Excerpts from an interface dataset:
----------
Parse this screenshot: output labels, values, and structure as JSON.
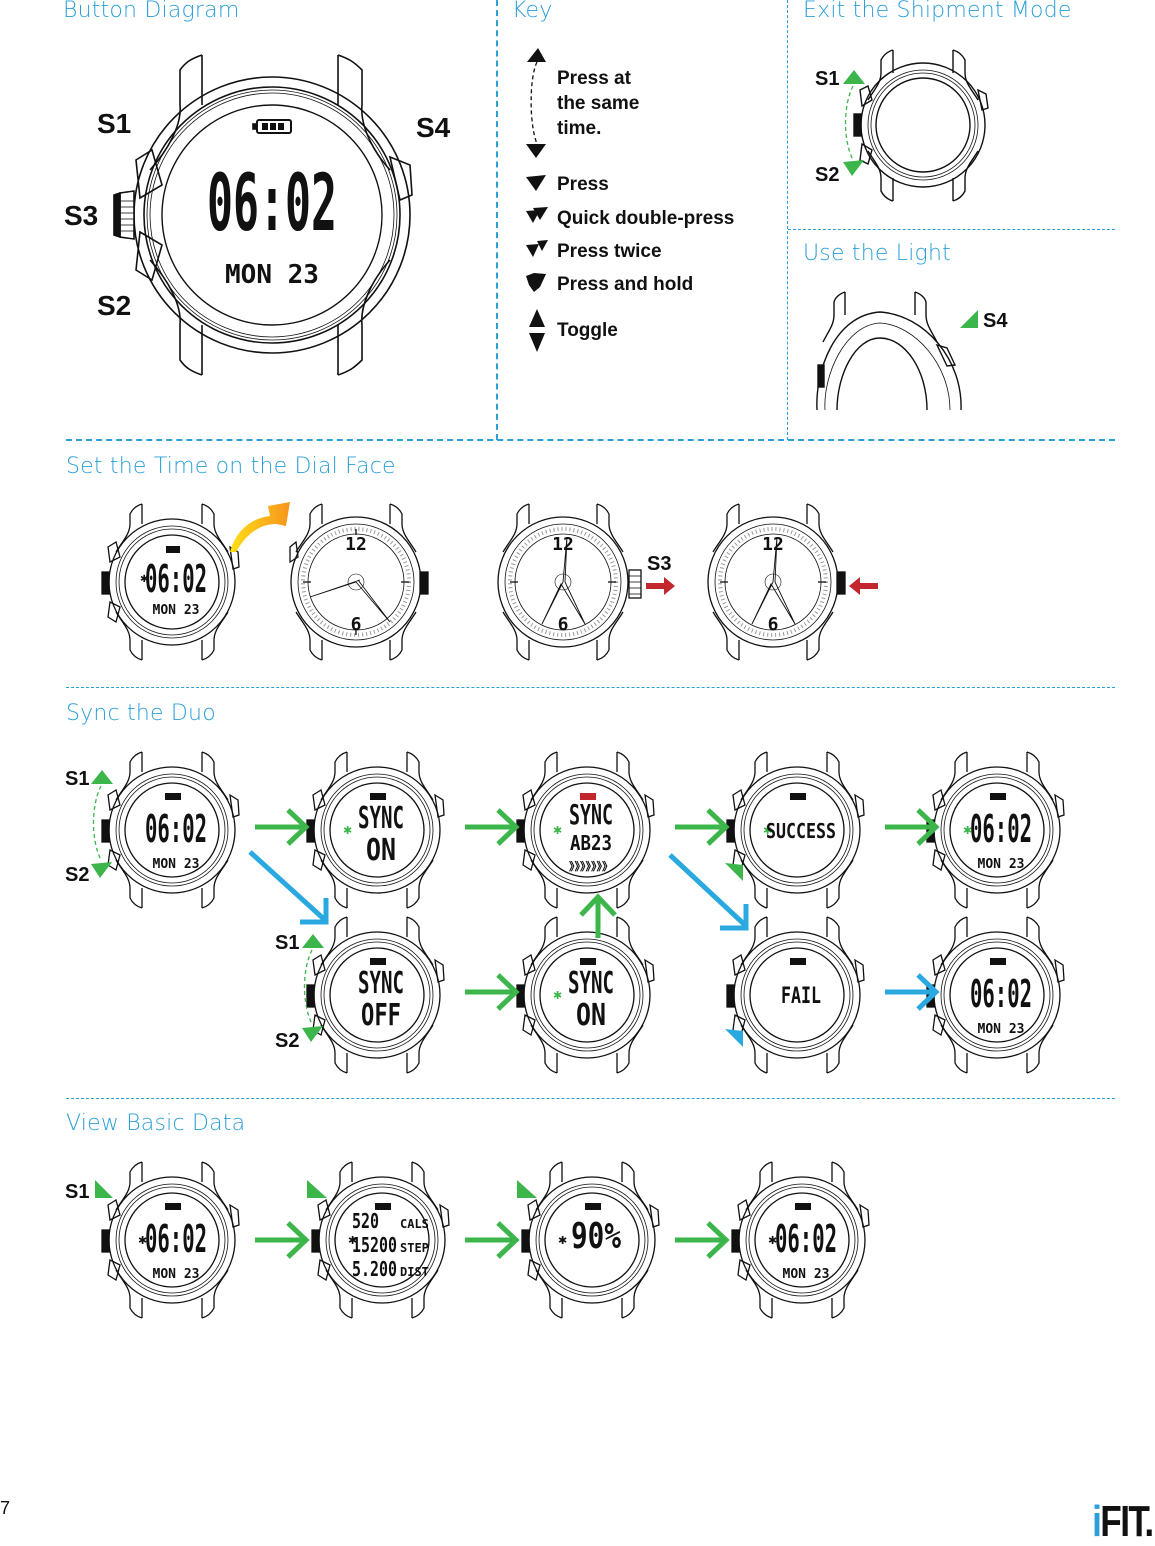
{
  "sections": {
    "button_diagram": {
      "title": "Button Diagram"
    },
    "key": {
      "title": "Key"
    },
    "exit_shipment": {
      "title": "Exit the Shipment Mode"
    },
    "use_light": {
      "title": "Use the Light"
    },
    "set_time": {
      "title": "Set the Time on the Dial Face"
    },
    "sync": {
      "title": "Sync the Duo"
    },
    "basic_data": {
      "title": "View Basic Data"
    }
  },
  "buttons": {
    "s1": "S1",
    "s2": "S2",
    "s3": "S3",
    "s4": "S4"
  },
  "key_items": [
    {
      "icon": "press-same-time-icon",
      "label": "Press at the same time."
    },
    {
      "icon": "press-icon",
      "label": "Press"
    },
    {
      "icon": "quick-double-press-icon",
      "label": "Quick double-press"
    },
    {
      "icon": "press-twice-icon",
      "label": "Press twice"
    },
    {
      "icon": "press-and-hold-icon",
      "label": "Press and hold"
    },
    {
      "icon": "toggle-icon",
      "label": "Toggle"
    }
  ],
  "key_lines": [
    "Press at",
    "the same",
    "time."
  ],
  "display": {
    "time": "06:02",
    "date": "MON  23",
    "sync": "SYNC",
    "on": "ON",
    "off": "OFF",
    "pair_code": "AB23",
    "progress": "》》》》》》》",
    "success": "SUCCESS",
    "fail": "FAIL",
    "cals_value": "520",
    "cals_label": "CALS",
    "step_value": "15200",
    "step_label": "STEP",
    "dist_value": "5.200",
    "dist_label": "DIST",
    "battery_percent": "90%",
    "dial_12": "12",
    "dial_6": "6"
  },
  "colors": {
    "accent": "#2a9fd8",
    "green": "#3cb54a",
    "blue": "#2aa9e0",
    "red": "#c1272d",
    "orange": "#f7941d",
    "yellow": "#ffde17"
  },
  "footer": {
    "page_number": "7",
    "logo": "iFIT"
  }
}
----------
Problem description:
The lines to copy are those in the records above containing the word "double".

Result of this task:
      "icon": "quick-double-press-icon",
      "label": "Quick double-press"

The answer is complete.